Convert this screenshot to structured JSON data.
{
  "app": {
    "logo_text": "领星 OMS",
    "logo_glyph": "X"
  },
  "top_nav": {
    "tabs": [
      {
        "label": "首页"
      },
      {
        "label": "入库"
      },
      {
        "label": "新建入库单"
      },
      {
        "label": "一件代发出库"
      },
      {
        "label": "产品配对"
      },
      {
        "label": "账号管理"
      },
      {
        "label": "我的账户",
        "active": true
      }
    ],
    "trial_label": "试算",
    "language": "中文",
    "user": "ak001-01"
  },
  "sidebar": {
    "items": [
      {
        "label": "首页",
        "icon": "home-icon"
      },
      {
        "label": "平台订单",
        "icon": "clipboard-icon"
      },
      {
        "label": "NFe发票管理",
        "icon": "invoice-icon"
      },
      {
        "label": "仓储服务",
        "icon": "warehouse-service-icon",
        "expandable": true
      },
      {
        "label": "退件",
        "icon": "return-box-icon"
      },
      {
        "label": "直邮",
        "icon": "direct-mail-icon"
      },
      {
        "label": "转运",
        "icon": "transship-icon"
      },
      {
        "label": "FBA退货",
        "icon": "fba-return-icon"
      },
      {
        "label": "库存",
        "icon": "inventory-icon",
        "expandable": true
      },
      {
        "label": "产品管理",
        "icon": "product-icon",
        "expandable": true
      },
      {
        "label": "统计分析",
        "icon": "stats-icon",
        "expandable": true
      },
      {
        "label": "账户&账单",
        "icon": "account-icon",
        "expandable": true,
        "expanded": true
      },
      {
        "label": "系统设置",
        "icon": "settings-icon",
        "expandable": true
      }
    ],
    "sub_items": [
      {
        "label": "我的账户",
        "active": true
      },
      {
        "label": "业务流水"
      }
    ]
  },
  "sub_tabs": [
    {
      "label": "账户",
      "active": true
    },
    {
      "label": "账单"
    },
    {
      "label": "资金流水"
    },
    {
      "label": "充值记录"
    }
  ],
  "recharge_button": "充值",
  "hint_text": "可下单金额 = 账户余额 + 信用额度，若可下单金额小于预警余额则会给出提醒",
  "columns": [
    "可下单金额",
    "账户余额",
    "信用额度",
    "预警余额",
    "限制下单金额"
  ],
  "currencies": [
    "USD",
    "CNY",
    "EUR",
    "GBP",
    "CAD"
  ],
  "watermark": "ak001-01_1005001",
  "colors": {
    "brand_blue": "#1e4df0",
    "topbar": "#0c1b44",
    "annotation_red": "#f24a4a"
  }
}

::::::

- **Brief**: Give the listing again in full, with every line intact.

- **Response area**:
Convert this screenshot to structured JSON data.
{
  "app": {
    "logo_text": "领星 OMS",
    "logo_glyph": "X"
  },
  "top_nav": {
    "tabs": [
      {
        "label": "首页"
      },
      {
        "label": "入库"
      },
      {
        "label": "新建入库单"
      },
      {
        "label": "一件代发出库"
      },
      {
        "label": "产品配对"
      },
      {
        "label": "账号管理"
      },
      {
        "label": "我的账户",
        "active": true
      }
    ],
    "trial_label": "试算",
    "language": "中文",
    "user": "ak001-01"
  },
  "sidebar": {
    "items": [
      {
        "label": "首页",
        "icon": "home-icon"
      },
      {
        "label": "平台订单",
        "icon": "clipboard-icon"
      },
      {
        "label": "NFe发票管理",
        "icon": "invoice-icon"
      },
      {
        "label": "仓储服务",
        "icon": "warehouse-service-icon",
        "expandable": true
      },
      {
        "label": "退件",
        "icon": "return-box-icon"
      },
      {
        "label": "直邮",
        "icon": "direct-mail-icon"
      },
      {
        "label": "转运",
        "icon": "transship-icon"
      },
      {
        "label": "FBA退货",
        "icon": "fba-return-icon"
      },
      {
        "label": "库存",
        "icon": "inventory-icon",
        "expandable": true
      },
      {
        "label": "产品管理",
        "icon": "product-icon",
        "expandable": true
      },
      {
        "label": "统计分析",
        "icon": "stats-icon",
        "expandable": true
      },
      {
        "label": "账户&账单",
        "icon": "account-icon",
        "expandable": true,
        "expanded": true
      },
      {
        "label": "系统设置",
        "icon": "settings-icon",
        "expandable": true
      }
    ],
    "sub_items": [
      {
        "label": "我的账户",
        "active": true
      },
      {
        "label": "业务流水"
      }
    ]
  },
  "sub_tabs": [
    {
      "label": "账户",
      "active": true
    },
    {
      "label": "账单"
    },
    {
      "label": "资金流水"
    },
    {
      "label": "充值记录"
    }
  ],
  "recharge_button": "充值",
  "hint_text": "可下单金额 = 账户余额 + 信用额度，若可下单金额小于预警余额则会给出提醒",
  "columns": [
    "可下单金额",
    "账户余额",
    "信用额度",
    "预警余额",
    "限制下单金额"
  ],
  "currencies": [
    "USD",
    "CNY",
    "EUR",
    "GBP",
    "CAD"
  ],
  "watermark": "ak001-01_1005001",
  "colors": {
    "brand_blue": "#1e4df0",
    "topbar": "#0c1b44",
    "annotation_red": "#f24a4a"
  }
}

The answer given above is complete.